Work to be completed: Look through the entries. Copy each line that has the word "state".

Dataset records:
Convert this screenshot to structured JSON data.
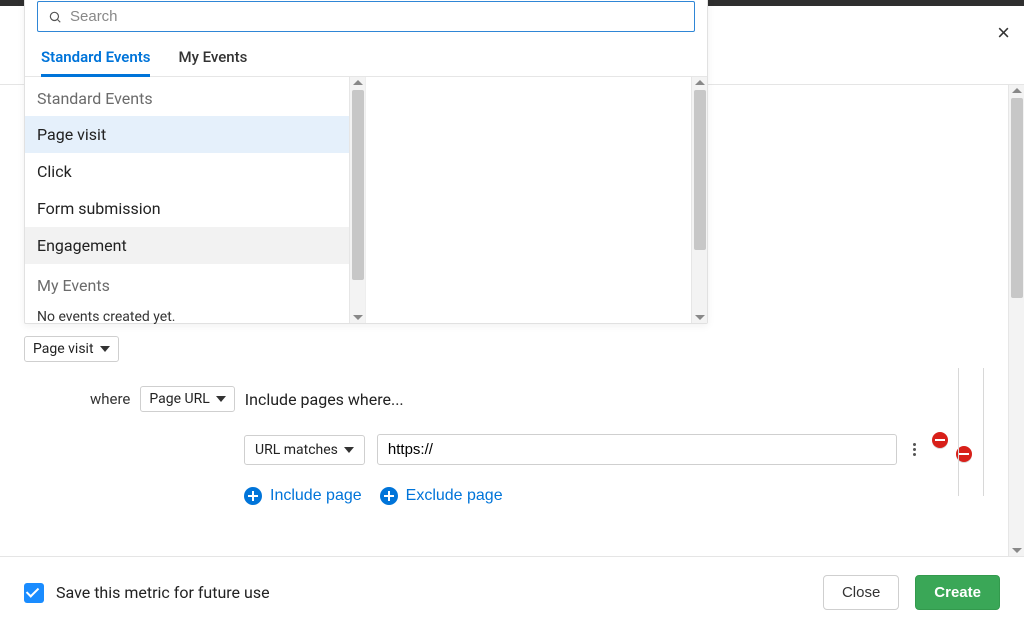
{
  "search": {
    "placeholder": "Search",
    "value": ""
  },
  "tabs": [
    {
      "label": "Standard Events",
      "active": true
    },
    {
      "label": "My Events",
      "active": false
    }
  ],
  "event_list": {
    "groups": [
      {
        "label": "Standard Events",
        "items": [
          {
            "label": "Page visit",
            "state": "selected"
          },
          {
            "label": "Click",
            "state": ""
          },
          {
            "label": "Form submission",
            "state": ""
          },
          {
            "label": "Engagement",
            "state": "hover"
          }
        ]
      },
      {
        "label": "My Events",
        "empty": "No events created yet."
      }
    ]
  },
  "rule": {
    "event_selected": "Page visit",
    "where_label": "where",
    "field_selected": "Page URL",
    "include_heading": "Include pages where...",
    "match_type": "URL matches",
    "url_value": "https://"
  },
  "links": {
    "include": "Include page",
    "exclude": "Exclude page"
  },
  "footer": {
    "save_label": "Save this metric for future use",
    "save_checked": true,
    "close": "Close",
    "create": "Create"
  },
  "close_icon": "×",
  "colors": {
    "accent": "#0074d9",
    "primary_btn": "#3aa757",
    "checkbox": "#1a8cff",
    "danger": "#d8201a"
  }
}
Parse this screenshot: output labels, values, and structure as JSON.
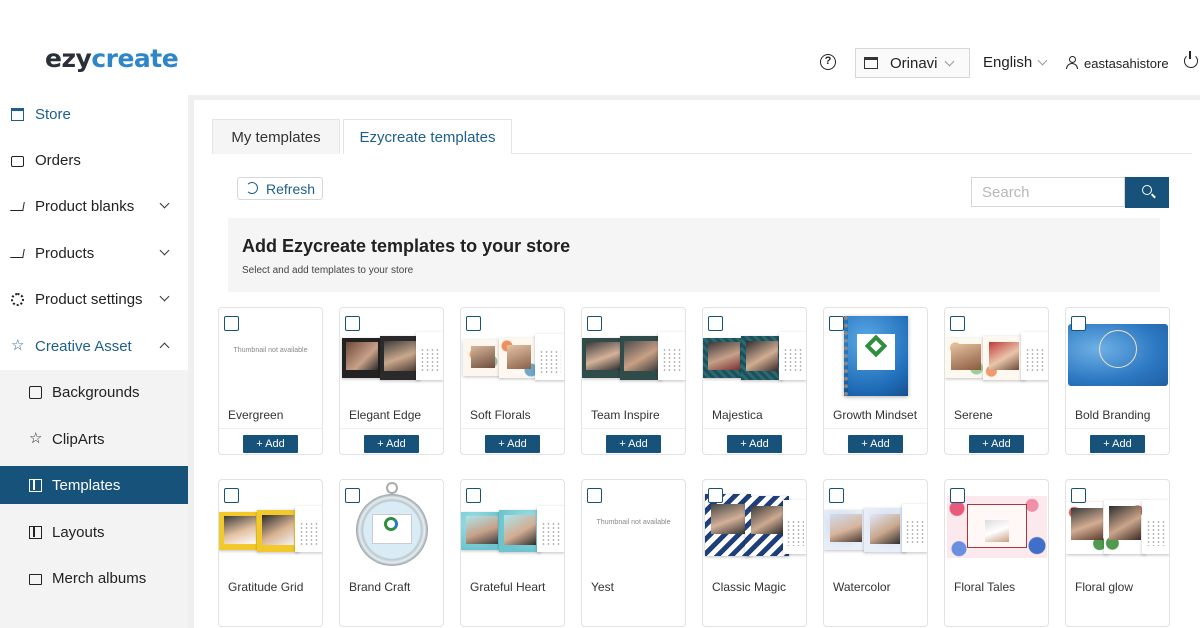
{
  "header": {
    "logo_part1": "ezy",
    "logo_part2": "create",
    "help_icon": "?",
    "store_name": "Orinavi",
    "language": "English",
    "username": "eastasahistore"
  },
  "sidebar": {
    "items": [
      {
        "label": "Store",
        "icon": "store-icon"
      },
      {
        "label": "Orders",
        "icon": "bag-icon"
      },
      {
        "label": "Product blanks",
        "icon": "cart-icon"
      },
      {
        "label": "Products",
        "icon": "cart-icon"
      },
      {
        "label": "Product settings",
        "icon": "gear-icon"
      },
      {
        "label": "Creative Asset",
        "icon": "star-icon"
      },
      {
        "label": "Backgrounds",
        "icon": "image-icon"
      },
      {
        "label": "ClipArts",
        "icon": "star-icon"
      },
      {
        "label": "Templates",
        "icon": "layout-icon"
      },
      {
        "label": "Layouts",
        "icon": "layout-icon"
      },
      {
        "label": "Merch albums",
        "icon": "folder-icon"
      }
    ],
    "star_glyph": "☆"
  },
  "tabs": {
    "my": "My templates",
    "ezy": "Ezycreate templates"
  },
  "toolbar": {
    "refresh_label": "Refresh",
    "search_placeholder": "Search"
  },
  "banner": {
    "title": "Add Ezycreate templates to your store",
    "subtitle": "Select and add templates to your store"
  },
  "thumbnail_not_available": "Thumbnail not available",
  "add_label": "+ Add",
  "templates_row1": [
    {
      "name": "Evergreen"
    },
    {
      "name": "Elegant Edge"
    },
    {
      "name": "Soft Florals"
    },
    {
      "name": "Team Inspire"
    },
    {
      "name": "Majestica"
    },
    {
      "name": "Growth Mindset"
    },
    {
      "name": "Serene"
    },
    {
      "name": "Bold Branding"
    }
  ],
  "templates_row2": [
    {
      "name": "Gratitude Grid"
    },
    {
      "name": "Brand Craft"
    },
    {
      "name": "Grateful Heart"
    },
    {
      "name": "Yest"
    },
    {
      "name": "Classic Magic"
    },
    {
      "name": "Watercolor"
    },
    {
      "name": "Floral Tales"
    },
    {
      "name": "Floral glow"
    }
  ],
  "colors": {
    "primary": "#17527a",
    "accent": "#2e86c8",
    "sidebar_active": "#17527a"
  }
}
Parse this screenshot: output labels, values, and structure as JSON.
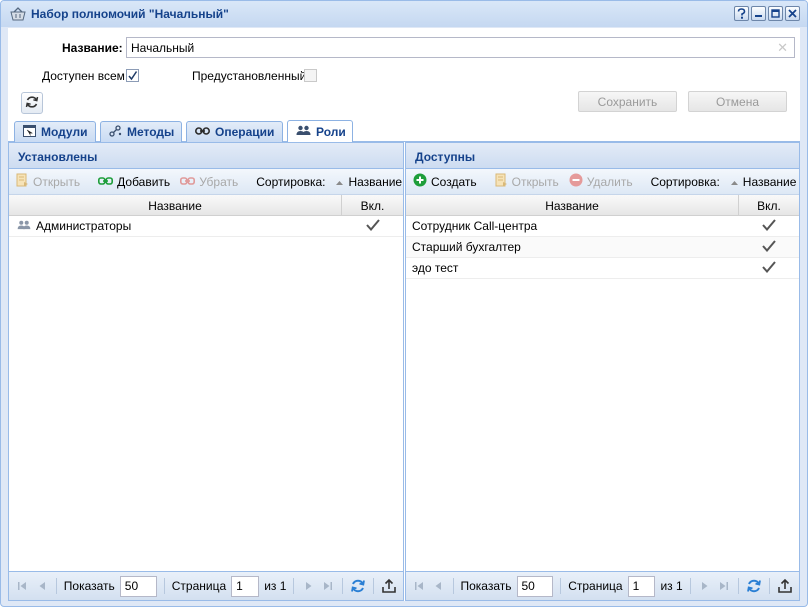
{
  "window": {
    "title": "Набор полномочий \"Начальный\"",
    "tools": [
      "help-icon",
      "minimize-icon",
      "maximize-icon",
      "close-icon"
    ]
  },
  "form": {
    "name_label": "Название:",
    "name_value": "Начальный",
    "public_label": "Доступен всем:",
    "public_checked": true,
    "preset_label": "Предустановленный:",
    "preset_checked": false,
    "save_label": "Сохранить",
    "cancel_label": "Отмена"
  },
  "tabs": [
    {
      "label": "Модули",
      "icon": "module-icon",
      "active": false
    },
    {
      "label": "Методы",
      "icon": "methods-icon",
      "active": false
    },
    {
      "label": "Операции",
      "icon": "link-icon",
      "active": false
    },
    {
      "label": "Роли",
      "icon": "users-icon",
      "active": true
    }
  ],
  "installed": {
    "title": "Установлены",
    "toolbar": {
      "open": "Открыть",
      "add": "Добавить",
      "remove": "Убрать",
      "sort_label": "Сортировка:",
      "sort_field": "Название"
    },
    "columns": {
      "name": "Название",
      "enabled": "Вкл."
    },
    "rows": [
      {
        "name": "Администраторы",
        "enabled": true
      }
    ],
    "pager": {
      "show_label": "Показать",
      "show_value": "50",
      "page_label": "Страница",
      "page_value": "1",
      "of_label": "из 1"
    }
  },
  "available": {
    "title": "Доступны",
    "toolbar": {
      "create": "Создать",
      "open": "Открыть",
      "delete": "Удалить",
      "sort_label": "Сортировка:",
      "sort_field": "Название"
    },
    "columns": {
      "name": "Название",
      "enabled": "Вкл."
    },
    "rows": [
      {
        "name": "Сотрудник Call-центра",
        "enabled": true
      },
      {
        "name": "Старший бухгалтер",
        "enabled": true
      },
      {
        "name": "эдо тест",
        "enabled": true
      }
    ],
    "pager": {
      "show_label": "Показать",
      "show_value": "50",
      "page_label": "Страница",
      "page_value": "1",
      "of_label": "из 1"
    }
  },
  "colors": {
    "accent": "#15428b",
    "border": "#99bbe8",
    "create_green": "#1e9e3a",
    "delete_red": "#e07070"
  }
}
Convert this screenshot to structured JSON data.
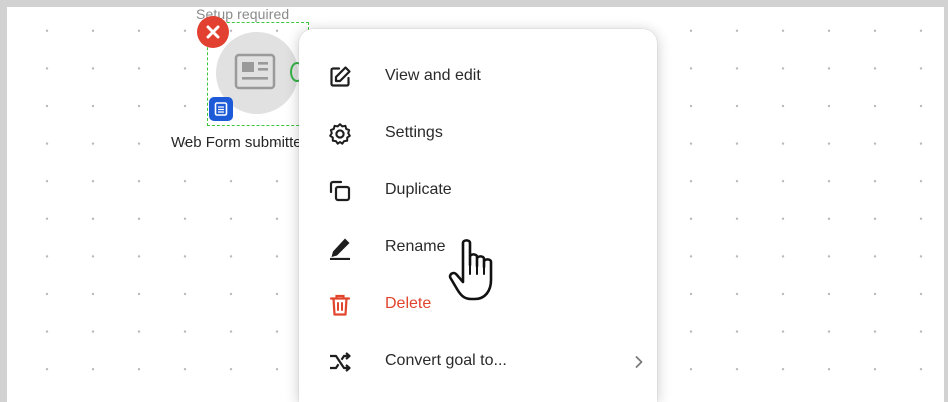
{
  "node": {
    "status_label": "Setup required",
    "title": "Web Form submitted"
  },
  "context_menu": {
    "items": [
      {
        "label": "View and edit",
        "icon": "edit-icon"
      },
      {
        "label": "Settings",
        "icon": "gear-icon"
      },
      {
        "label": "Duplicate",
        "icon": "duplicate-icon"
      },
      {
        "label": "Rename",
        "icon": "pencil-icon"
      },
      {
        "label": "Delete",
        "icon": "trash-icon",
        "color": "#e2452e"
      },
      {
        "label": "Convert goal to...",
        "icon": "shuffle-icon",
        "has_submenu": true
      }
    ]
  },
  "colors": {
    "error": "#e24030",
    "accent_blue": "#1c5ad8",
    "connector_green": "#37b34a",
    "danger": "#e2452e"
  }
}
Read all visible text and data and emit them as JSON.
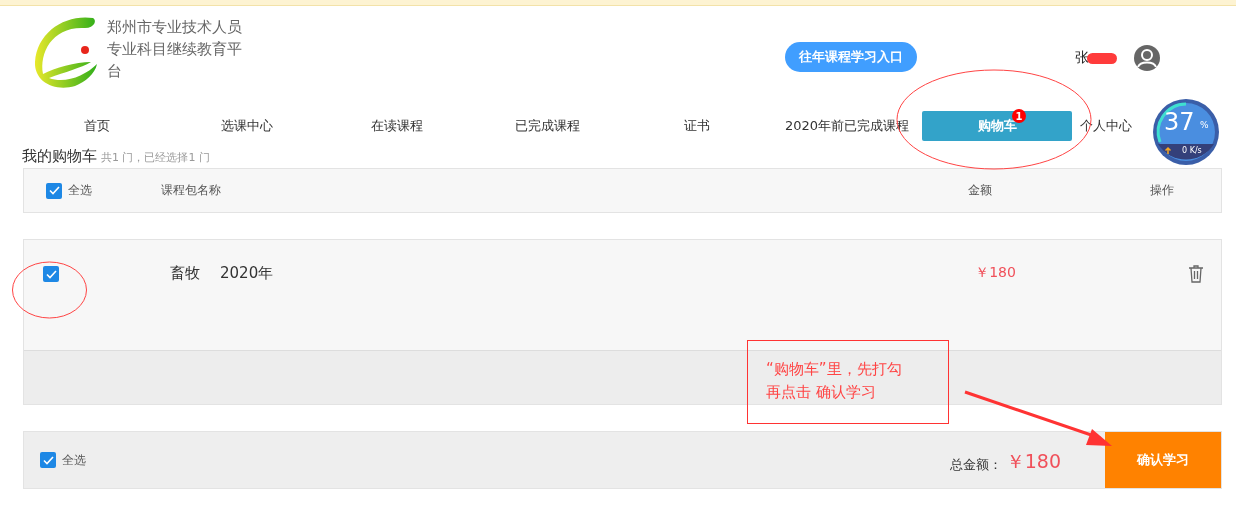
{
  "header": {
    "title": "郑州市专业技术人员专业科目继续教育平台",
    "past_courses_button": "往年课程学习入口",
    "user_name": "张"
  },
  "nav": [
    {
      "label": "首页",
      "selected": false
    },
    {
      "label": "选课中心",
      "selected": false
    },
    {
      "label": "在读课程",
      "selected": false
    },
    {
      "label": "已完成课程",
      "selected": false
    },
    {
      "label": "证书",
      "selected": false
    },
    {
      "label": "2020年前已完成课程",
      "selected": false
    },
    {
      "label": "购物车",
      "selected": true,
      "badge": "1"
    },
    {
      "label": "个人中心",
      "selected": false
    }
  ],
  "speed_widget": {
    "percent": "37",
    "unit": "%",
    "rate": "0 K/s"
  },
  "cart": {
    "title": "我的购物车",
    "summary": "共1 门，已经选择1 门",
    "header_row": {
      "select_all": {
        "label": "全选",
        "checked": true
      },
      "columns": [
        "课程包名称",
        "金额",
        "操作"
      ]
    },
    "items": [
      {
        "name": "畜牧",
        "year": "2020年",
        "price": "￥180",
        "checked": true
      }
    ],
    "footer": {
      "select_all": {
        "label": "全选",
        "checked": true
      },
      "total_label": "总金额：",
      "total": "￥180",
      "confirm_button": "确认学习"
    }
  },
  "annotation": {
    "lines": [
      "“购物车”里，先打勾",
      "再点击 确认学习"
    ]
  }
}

Exercise solution:
            "state": "selected"
            "state": ""
            "state": ""
            "state": "hover"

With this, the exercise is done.